### What you will do
Each entry, in full: copy it out exactly.

+++ Input data +++

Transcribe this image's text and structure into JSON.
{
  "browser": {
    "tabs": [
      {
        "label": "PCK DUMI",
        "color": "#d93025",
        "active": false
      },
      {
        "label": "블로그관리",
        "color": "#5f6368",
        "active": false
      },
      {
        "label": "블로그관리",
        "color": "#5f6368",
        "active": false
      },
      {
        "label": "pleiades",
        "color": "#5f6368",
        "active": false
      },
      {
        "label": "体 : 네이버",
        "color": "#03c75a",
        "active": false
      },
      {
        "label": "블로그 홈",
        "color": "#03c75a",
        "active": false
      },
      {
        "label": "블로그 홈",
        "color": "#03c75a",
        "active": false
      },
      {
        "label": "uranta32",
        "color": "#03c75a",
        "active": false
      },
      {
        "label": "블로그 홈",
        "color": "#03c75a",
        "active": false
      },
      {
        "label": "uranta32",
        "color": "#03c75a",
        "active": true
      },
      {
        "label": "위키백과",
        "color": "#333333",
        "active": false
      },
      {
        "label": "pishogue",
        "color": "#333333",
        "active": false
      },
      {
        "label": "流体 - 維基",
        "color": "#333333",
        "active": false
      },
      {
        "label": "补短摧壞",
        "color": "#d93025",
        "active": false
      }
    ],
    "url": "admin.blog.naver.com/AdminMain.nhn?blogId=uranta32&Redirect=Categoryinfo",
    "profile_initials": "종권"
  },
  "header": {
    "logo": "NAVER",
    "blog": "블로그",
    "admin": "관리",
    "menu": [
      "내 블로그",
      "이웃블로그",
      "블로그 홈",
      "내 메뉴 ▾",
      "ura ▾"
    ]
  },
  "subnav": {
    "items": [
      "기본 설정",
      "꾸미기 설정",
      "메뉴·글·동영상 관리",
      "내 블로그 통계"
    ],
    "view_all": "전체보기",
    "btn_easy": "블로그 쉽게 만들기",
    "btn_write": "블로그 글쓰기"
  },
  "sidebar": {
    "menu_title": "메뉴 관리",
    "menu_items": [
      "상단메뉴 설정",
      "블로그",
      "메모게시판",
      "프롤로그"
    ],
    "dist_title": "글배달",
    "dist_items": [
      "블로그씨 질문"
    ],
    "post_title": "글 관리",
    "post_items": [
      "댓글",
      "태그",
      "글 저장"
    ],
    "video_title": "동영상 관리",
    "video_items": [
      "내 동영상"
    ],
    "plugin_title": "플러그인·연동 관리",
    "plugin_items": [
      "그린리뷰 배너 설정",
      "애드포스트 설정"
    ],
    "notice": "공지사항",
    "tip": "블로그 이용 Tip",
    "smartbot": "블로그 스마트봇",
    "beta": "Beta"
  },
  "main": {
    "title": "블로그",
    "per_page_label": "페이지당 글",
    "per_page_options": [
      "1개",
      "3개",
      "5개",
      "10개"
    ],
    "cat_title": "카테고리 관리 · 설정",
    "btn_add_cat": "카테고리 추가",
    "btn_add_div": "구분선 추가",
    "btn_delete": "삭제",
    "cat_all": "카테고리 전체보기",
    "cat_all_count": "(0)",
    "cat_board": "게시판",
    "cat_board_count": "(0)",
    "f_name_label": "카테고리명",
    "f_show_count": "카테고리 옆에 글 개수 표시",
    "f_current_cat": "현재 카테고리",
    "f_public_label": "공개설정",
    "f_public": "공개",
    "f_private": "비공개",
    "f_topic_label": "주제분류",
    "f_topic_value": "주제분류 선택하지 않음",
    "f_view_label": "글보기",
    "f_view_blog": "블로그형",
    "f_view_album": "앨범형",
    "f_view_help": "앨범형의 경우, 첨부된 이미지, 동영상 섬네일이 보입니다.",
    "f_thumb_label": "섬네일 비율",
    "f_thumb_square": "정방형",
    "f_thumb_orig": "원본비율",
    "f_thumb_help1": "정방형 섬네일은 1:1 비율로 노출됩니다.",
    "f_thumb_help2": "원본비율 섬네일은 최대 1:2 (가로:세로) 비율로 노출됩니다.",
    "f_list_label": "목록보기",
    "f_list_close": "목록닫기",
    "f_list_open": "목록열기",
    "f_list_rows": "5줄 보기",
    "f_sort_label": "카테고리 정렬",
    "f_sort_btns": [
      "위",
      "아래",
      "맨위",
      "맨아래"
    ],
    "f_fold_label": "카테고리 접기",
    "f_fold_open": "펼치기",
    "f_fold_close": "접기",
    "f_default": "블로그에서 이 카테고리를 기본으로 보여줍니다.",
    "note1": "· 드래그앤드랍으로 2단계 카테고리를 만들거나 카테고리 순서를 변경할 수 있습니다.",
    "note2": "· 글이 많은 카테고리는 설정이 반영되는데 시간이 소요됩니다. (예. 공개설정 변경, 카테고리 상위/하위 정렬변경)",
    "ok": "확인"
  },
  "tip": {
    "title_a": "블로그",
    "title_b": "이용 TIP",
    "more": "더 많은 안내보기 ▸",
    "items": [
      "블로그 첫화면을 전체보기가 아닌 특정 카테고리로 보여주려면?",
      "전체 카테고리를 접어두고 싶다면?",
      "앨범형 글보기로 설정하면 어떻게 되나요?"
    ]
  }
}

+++

### Written response
Transcribe this image's text and structure into JSON.
{
  "browser": {
    "tabs": [
      {
        "label": "PCK DUMI",
        "color": "#d93025",
        "active": false
      },
      {
        "label": "블로그관리",
        "color": "#5f6368",
        "active": false
      },
      {
        "label": "블로그관리",
        "color": "#5f6368",
        "active": false
      },
      {
        "label": "pleiades",
        "color": "#5f6368",
        "active": false
      },
      {
        "label": "体 : 네이버",
        "color": "#03c75a",
        "active": false
      },
      {
        "label": "블로그 홈",
        "color": "#03c75a",
        "active": false
      },
      {
        "label": "블로그 홈",
        "color": "#03c75a",
        "active": false
      },
      {
        "label": "uranta32",
        "color": "#03c75a",
        "active": false
      },
      {
        "label": "블로그 홈",
        "color": "#03c75a",
        "active": false
      },
      {
        "label": "uranta32",
        "color": "#03c75a",
        "active": true
      },
      {
        "label": "위키백과",
        "color": "#333333",
        "active": false
      },
      {
        "label": "pishogue",
        "color": "#333333",
        "active": false
      },
      {
        "label": "流体 - 維基",
        "color": "#333333",
        "active": false
      },
      {
        "label": "补短摧壞",
        "color": "#d93025",
        "active": false
      }
    ],
    "url": "admin.blog.naver.com/AdminMain.nhn?blogId=uranta32&Redirect=Categoryinfo",
    "profile_initials": "종권"
  },
  "header": {
    "logo": "NAVER",
    "blog": "블로그",
    "admin": "관리",
    "menu": [
      "내 블로그",
      "이웃블로그",
      "블로그 홈",
      "내 메뉴 ▾",
      "ura ▾"
    ]
  },
  "subnav": {
    "items": [
      "기본 설정",
      "꾸미기 설정",
      "메뉴·글·동영상 관리",
      "내 블로그 통계"
    ],
    "view_all": "전체보기",
    "btn_easy": "블로그 쉽게 만들기",
    "btn_write": "블로그 글쓰기"
  },
  "sidebar": {
    "menu_title": "메뉴 관리",
    "menu_items": [
      "상단메뉴 설정",
      "블로그",
      "메모게시판",
      "프롤로그"
    ],
    "dist_title": "글배달",
    "dist_items": [
      "블로그씨 질문"
    ],
    "post_title": "글 관리",
    "post_items": [
      "댓글",
      "태그",
      "글 저장"
    ],
    "video_title": "동영상 관리",
    "video_items": [
      "내 동영상"
    ],
    "plugin_title": "플러그인·연동 관리",
    "plugin_items": [
      "그린리뷰 배너 설정",
      "애드포스트 설정"
    ],
    "notice": "공지사항",
    "tip": "블로그 이용 Tip",
    "smartbot": "블로그 스마트봇",
    "beta": "Beta"
  },
  "main": {
    "title": "블로그",
    "per_page_label": "페이지당 글",
    "per_page_options": [
      "1개",
      "3개",
      "5개",
      "10개"
    ],
    "cat_title": "카테고리 관리 · 설정",
    "btn_add_cat": "카테고리 추가",
    "btn_add_div": "구분선 추가",
    "btn_delete": "삭제",
    "cat_all": "카테고리 전체보기",
    "cat_all_count": "(0)",
    "cat_board": "게시판",
    "cat_board_count": "(0)",
    "f_name_label": "카테고리명",
    "f_show_count": "카테고리 옆에 글 개수 표시",
    "f_current_cat": "현재 카테고리",
    "f_public_label": "공개설정",
    "f_public": "공개",
    "f_private": "비공개",
    "f_topic_label": "주제분류",
    "f_topic_value": "주제분류 선택하지 않음",
    "f_view_label": "글보기",
    "f_view_blog": "블로그형",
    "f_view_album": "앨범형",
    "f_view_help": "앨범형의 경우, 첨부된 이미지, 동영상 섬네일이 보입니다.",
    "f_thumb_label": "섬네일 비율",
    "f_thumb_square": "정방형",
    "f_thumb_orig": "원본비율",
    "f_thumb_help1": "정방형 섬네일은 1:1 비율로 노출됩니다.",
    "f_thumb_help2": "원본비율 섬네일은 최대 1:2 (가로:세로) 비율로 노출됩니다.",
    "f_list_label": "목록보기",
    "f_list_close": "목록닫기",
    "f_list_open": "목록열기",
    "f_list_rows": "5줄 보기",
    "f_sort_label": "카테고리 정렬",
    "f_sort_btns": [
      "위",
      "아래",
      "맨위",
      "맨아래"
    ],
    "f_fold_label": "카테고리 접기",
    "f_fold_open": "펼치기",
    "f_fold_close": "접기",
    "f_default": "블로그에서 이 카테고리를 기본으로 보여줍니다.",
    "note1": "· 드래그앤드랍으로 2단계 카테고리를 만들거나 카테고리 순서를 변경할 수 있습니다.",
    "note2": "· 글이 많은 카테고리는 설정이 반영되는데 시간이 소요됩니다. (예. 공개설정 변경, 카테고리 상위/하위 정렬변경)",
    "ok": "확인"
  },
  "tip": {
    "title_a": "블로그",
    "title_b": "이용 TIP",
    "more": "더 많은 안내보기 ▸",
    "items": [
      "블로그 첫화면을 전체보기가 아닌 특정 카테고리로 보여주려면?",
      "전체 카테고리를 접어두고 싶다면?",
      "앨범형 글보기로 설정하면 어떻게 되나요?"
    ]
  }
}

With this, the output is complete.